Last week, I met with Larry Goldfield, local guitar player/band leader to talk about how he came to play his music of choice. In addition to asking him about his personal journey down the music highway, I seized the opportunity to grill him about the category/genre issue.
SB: How did you wind up in Petaluma?
LG: “My wife and I moved to the West Coast from Philadelphia, landing in San Francisco. Our second child was on the way and we wanted to buy a house. Of course, San Francisco was way out of our financial league. The North Bay had a laid-back vibe that suited us, plus easy access to the coast and back to the city. Petaluma is a great family town and there are a ton of great players. So, we made the move in 2010.”
SB: What would you consider to be your main instrument and what equipment do you use?
LG: “As a guitar player, I gravitate toward playing rhythm. (The rhythm guitar provides the cake for a band’s icing. When there are two guitars; the rhythm player’s job is to play the chords and support and compliment the drummer’s groove.) I play an Eastman arch top; that’s a full-bodied, f-hole electric. My current band, Sugar Moon, plays mostly Western swing with a few jazz standards, blues, and classic country thrown in. The full arch-top sound is perfect for what we’re doing. My amp is a 1974 Fender Princeton Reverb. It’s the reverb that gives it the fat, organic, retro sound, (especially true when he’s recreating the late, great Bob Wills and the Texas Playboy’s unique cross-breed of jazz and fiddle-driven country.)”
SB: We’ve talked about the term “Americana” that came into being in the mid-90s - the category created to cover the music that didn’t strictly fit the automated and predictable formats of pop, rock, and country radio. When did you first hear about Americana; and how did you view it?
LG: “To answer that, I’ll have to give you a little background. I had piano lessons as a child; and had already quit by the age of six. But, I was an avid listener. The first three albums I bought in my freshman year of college were by Lightnin Hopkins, Mississippi John Hurt, and Earl Hooker. (These blues masters had garnered a whole new white, college audience, from coast to coast, in the late stages of their careers. They were actually booked as folk music acts.) My first professional gig wasn’t until 1989, when I was hired for a recording session in Indiana, playing old-time Appalachian mountain music. And then, after college, I started attending folk festivals. That’s where I was introduced to the original definition of Americana. They were playing every style imaginable - bluegrass, Cajun, zydeco, country rock, and much more.”
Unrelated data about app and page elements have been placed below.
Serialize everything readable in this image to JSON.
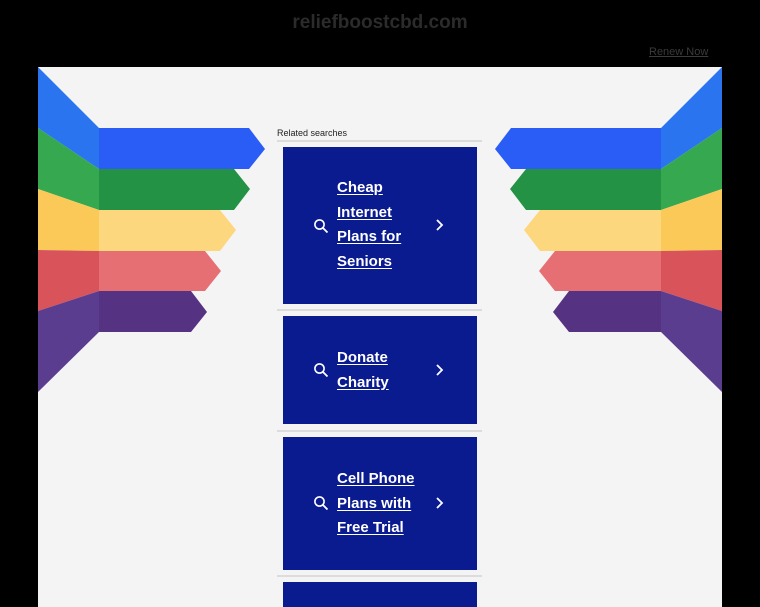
{
  "header": {
    "site_title": "reliefboostcbd.com",
    "renew_label": "Renew Now"
  },
  "related": {
    "label": "Related searches",
    "items": [
      {
        "label": "Cheap Internet Plans for Seniors",
        "icon": "search-icon",
        "chevron": "chevron-right-icon"
      },
      {
        "label": "Donate Charity",
        "icon": "search-icon",
        "chevron": "chevron-right-icon"
      },
      {
        "label": "Cell Phone Plans with Free Trial",
        "icon": "search-icon",
        "chevron": "chevron-right-icon"
      }
    ]
  },
  "colors": {
    "background": "#000000",
    "panel": "#f4f4f4",
    "card": "#0a1a8f",
    "stripes": [
      "#2a74f0",
      "#35a850",
      "#fbc957",
      "#d8545a",
      "#5b3d8f"
    ]
  }
}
SB: ….and all those different bands were sharing the same stage. I remember, at the end of the ‘80s and the first part of the ‘90s, there were a ton of musical hybrid bands with decidedly rural Americana roots coming into the national spotlight for the first time. Americana became the catch-all phrase, DJ-friendly moniker for every band that was pushing category boundaries. So who is your favorite artist, in the Americana realm, that you’ve seen play Petaluma?